BMW Manufacturing praises hydrogen fuel cells from Plug Power
Plug Power, a leading developer of hydrogen fuel cells, and BMW Manufacturing, automaker BMW’s manufacturing division, have been enjoying a powerful partnership recently. Plug Power recently delivered a number of hydrogen fuel cells to BMW Manufacturing, where these energy systems were put to use in forklift trucks and other such materials handling vehicles. This was meant to move BMW Manufacturing away from the use of fossil-fuels, and this endeavor seems to be working very well as the company continues to order new hydrogen fuel cells to meet its needs.
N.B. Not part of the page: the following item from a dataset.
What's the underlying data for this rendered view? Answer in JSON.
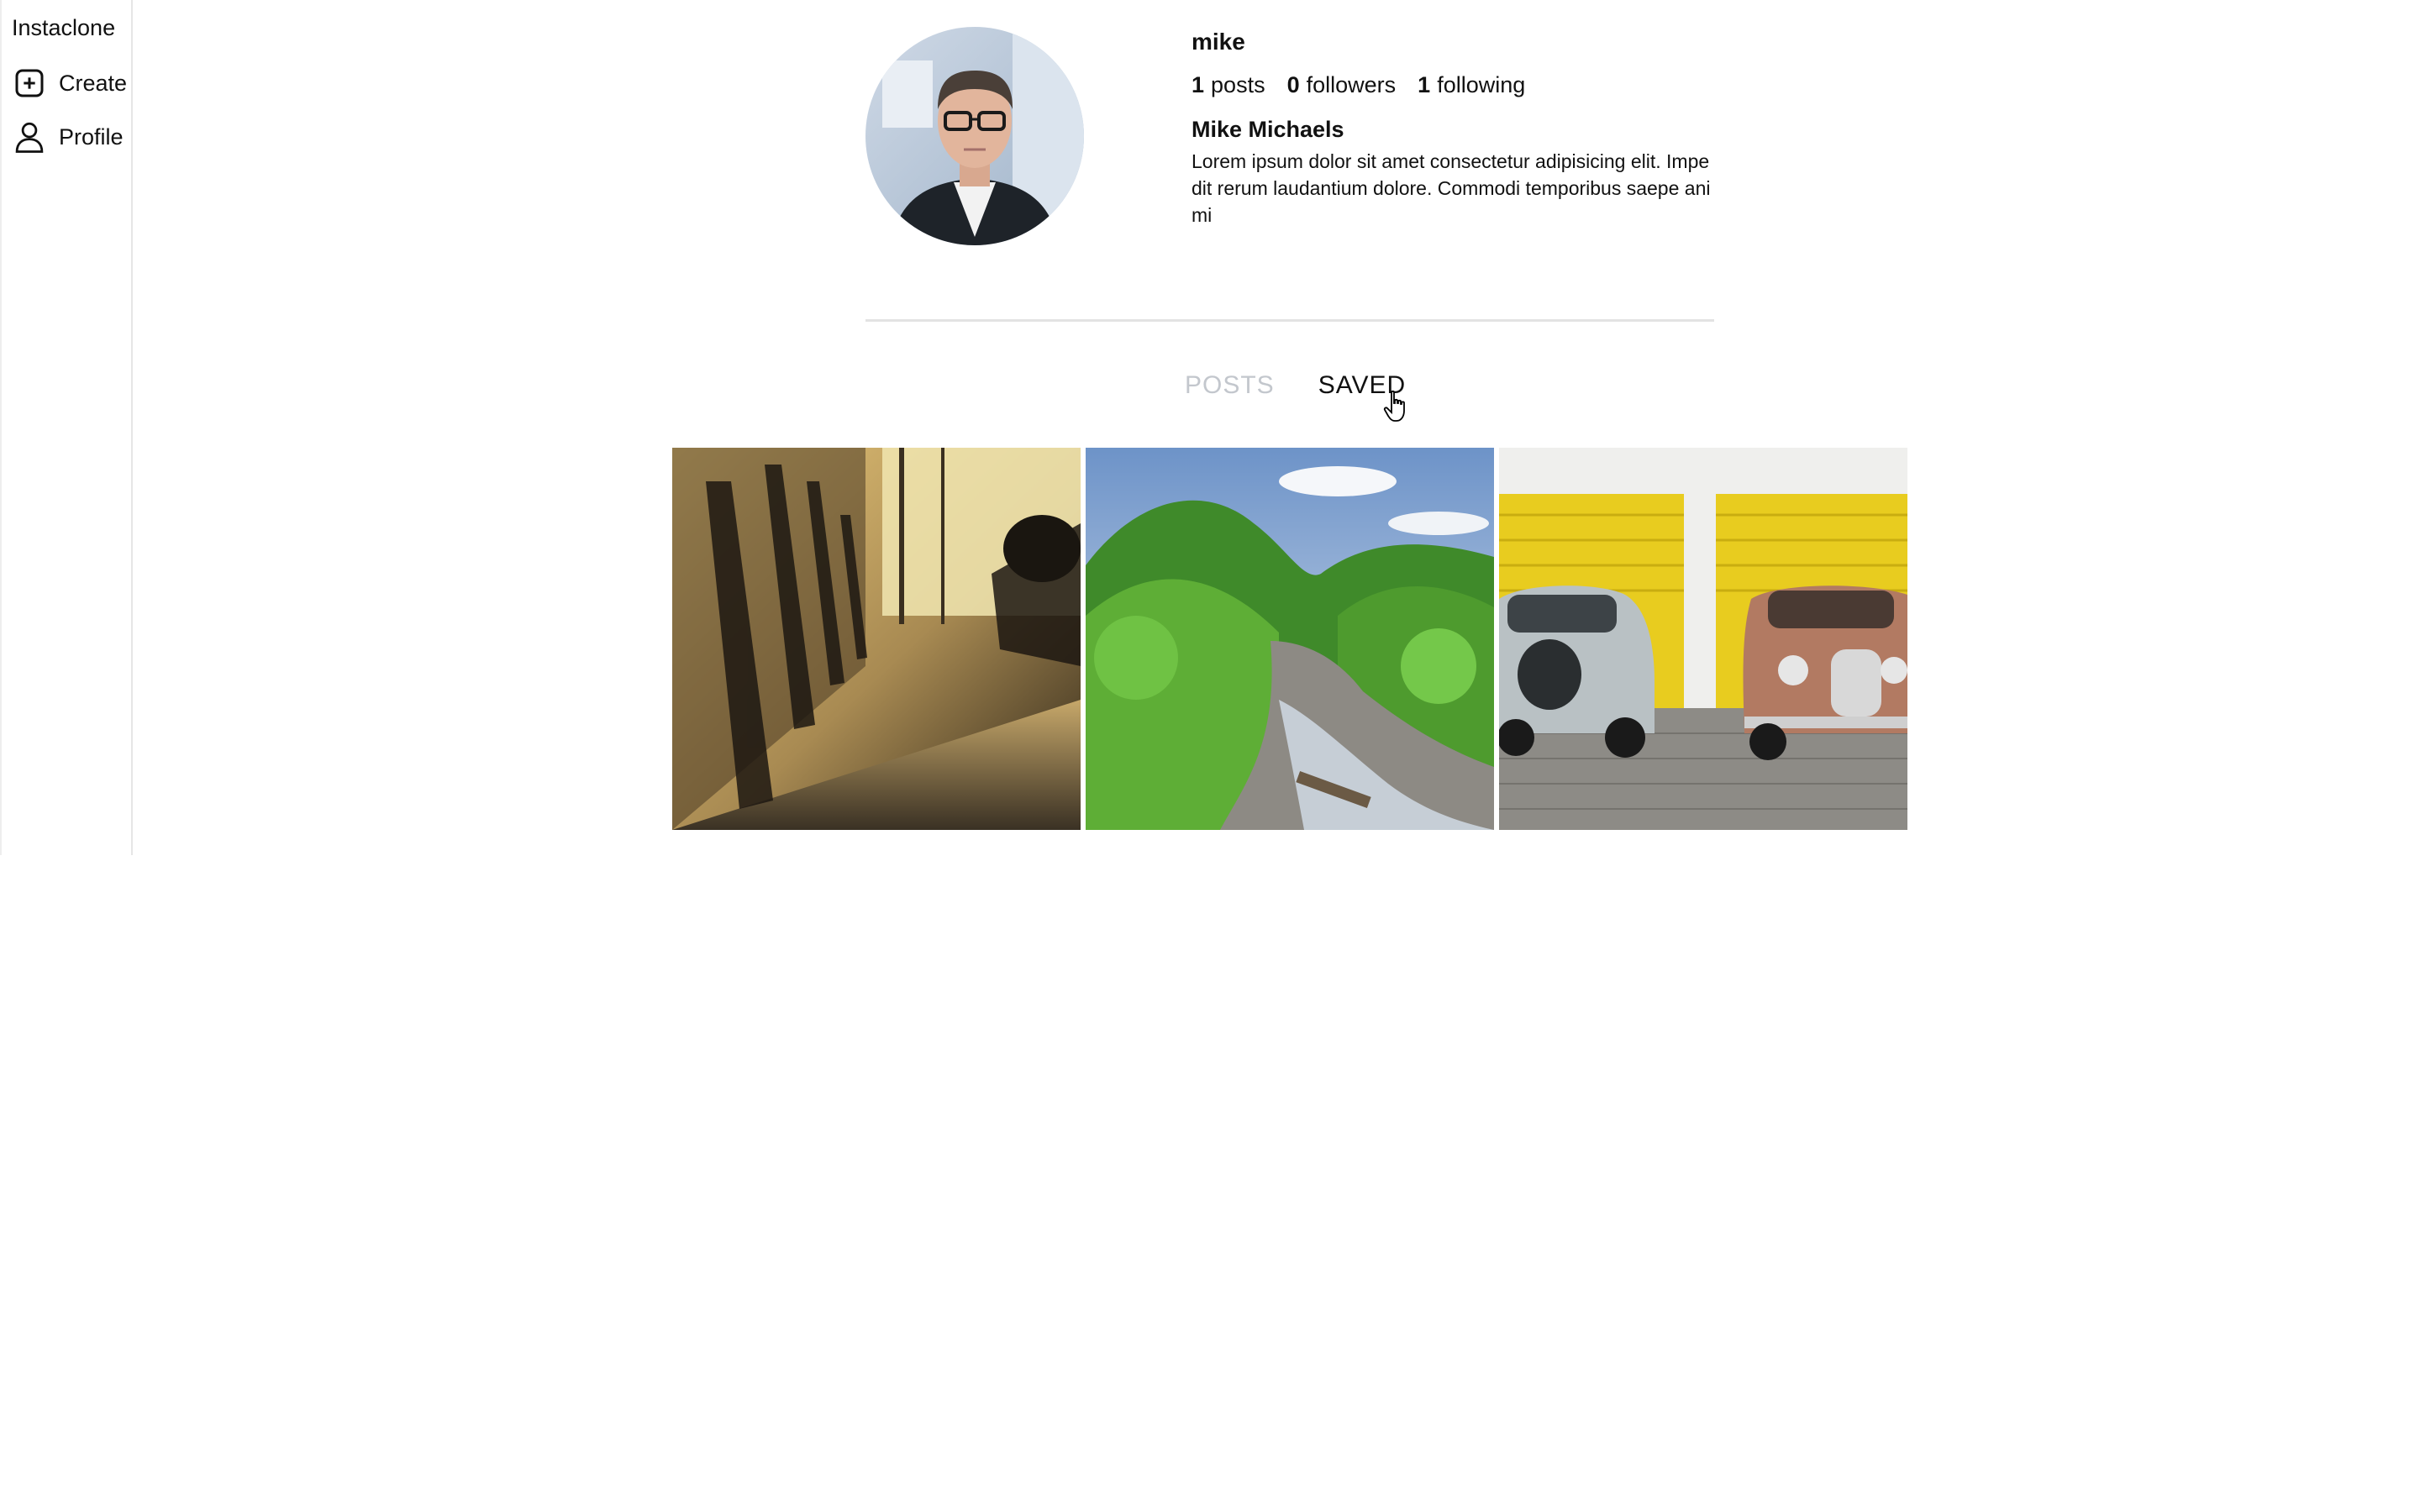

BMW Manufacturing operates largest hydrogen fuel fleet in North America
BMW Manufacturing now claims that it operates the largest fleet of hydrogen fuel vehicles in North America. The company boasts of a hydrogen-powered fleet numbering 272 vehicles, most of which are powered by the GenDrive hydrogen fuel cells from Plug Power. The company’s fleet in so large that it requires its own dedicated hydrogen fuel infrastructure. In 2010, such an infrastructure was developed with the help of the Linde Group, which developed a hydrogen distribution and storage system to help power the BMW Manufacturing facility in Spartanburg, South Carolina.
Linde provides necessary infrastructure systems
Hydrogen fuel cells have been growing more popular in the field of materials handling. Forklift trucks are vital to this sector and do not typically require a massive amount of energy to operate for any extended period of time. This means that relatively small hydrogen fuel cells can be used to power these vehicles. The smaller the fuel cell, the lower the cost; a fact that makes these energy systems somewhat more attractive than traditional batteries. Moreover, fuel cells are more durable and easier to maintain than the lead-acid batteries that are commonly used in materials handling.
BMW Manufacturing may help bring more attention to hydrogen fuel
As operator of the largest hydrogen fuel fleet in North America, BMW Manufacturing may be able to direct more attention to the capabilities of hydrogen fuel cells. These energy systems have become very popular in the auto industry, but remain somewhat unused in other sectors. For now, these energy systems may continue to reside largely within the realm of transportation until they can receive more attention in other applications.